Verdict: Stop objectifying women to sell cars!

Brand: Kenwood

Agency: Arey Wah

Campaign: #KhushRaho

Message: Our fridges have lots of space. And people who cancel plans at the last minute suck.

Effectiveness: By featuring the popular TV duo of Kubra Khan and Usman Mukhtar, Kenwood manages to make us wonder how many more dishes the couple can put in the fridge, question why there is so much food left over and chuckle at Khan’s irritation (we can all relate to the frustration we feel when guests we invited to dinner fail to show up). The still camera shot in the first half of the ad is the best part because while we are watching the action, we are also ‘subtly’ enlightened by how spacious the Kenwood fridge is.

Verdict: Strangely light humour, a bickering couple and a great fridge somehow always work.

Brand: EggBox

Agency: Conglo

Campaign: Ye Koi Aam Anda Nahi

Message: Switch to buying high-quality eggs

Effectiveness: Looks like someone took “Ande Ka Funda” seriously. Sorry, bad joke. I am not sure how big a hit the product has been in terms of sales, but it sure has the ad industry talking about it. A waiter is catering to every whim of some kind of hidden royalty behind closed doors in a massive palace type place (only the ‘royalty’s’ assistant communicates with the waiter outside). Then, said royalty turns out to be a comfortably seated chicken laying an egg. The precious egg is then transferred to a golden cup and taken away (to customers). This is one of my favourite campaigns this year (though, as always, it could have been shorter) because it keeps the audience guessing about what the ad is selling. Kudos to the storytellers for keeping us hooked without revealing the hero until the end.

Verdict: Ye koi aam ad nahi.

Brand: Gluco

Agency: BBDO Pakistan

Campaign: Kaisi Ho Maa?

Message: Stop criticising moms and support them instead.

Effectiveness: By framing realistic and relevant depictions of people who judge mothers, especially young mothers, for the way they raise their kids without realising the amount of work that goes into it, Gluco flips the infamously obnoxious line, Kaisi Maa Ho (which mostly comes from people who make up the ‘log’ from the ‘log kya kahenge’ phrase) to Kaisi Ho Maa? – brilliant play of words! From a judgy grandfather wondering why his daughter/bahu is not telling her children to settle down (because she had a long day and is resting) to a maid judging her employer for the same kind of thing... the ad ends with a saleslady asking a mom with a hyperactive child “Kaisi Ho Maa?” instead of saying “Kaisi Maa Ho?”, making the women watching it teary-eyed and angry. Teary-eyed because you want that support too and angry because it’s difficult to get.

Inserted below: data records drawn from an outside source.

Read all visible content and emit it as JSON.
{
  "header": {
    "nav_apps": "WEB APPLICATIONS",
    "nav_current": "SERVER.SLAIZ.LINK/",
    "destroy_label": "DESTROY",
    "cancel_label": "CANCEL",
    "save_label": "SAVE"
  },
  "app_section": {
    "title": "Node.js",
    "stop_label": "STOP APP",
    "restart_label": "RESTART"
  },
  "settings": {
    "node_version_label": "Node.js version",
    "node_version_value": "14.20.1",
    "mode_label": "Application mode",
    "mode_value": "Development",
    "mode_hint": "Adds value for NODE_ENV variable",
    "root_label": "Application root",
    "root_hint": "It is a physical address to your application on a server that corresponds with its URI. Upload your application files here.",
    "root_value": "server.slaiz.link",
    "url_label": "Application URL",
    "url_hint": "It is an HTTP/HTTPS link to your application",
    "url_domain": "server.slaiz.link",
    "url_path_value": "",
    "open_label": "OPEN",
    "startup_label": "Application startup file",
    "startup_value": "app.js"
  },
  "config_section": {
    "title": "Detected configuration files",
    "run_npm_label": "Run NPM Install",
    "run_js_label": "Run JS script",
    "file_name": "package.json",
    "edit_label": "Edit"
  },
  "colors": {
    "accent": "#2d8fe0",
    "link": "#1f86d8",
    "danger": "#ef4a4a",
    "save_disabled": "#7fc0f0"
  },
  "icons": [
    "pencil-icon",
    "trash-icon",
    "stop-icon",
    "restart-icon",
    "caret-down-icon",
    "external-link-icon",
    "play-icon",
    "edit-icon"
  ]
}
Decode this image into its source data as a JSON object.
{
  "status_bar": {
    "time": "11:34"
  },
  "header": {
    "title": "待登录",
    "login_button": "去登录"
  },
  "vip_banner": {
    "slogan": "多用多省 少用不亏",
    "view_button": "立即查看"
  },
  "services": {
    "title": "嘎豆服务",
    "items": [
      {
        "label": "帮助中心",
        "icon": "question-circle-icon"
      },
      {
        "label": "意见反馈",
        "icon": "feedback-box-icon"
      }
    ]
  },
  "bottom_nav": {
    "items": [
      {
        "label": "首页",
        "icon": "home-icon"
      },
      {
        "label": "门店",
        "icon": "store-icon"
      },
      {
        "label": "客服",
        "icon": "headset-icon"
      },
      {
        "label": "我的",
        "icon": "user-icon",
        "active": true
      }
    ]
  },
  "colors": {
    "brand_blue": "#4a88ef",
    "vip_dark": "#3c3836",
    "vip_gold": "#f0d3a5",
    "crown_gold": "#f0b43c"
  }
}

Verdict: Still tearing up here.

Brand: Pepsi

Agency: One Take Productions

Campaign: Why Not Meri Jaan x Notice Kiya

Message: Pepsi’s new, stronger taste will make you forget your surroundings.

Effectiveness: Pepsi’s latest series of ads featuring the Young Stunners are once again all about the new, stronger taste of Pepsi (they have been telling us for years that it has a ‘new taste’ although it’s literally the same. But maybe it really is different this time?). The brand has hit three key points with the two ads released in this campaign so far: popular celebs (Young Stunners and Babar Azam), crisp communication (getting the message across in under 20 seconds) and a tinge of humour (the Young Stunners oblivious to the amazing Azam sitting right in front of them because their Pepsi’s stronger taste is so good). However, the ads are conceptually similar to the 2013 Hardee’s Arabia commercial and Cadbury India’s 5 Star commercial, where the consumers are so lost in the product’s taste that they are unable to notice what is happening around them.

Verdict: If they weren’t ‘inspired’ by the international concepts, then good job Pepsi!

Sheema Khan is Sr. Manager Communications & Strategy, Woot.